*EXERCISE REQUIREMENTS*. Run through the data and copy out every line that mentions the word "subtitle".

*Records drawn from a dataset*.

╔══

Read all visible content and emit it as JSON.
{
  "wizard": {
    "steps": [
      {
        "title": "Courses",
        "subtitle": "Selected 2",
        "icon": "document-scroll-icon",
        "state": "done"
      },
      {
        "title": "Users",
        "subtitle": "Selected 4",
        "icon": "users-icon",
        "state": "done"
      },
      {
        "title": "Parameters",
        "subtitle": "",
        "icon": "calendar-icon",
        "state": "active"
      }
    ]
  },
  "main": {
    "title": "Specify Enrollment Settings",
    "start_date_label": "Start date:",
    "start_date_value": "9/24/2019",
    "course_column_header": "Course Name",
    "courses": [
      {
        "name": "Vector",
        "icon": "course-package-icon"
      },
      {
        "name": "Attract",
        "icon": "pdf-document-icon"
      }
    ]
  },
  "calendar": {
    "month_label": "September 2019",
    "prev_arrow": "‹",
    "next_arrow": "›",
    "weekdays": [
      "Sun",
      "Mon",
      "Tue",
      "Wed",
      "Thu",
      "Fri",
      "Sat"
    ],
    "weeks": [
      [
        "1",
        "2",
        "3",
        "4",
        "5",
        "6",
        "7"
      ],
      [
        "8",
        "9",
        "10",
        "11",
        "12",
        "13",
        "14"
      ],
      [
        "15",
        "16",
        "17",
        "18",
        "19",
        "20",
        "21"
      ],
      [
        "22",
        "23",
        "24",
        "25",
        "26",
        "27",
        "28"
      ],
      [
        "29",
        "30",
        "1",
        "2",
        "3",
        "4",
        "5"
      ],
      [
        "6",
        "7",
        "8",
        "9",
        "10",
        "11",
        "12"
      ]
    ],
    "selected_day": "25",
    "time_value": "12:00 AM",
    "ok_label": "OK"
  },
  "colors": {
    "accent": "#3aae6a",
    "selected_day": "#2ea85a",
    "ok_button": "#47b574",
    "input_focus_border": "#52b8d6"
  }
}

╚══

*RESPONSE AREA*.
        "subtitle": "Selected 2",
        "subtitle": "Selected 4",
        "subtitle": "",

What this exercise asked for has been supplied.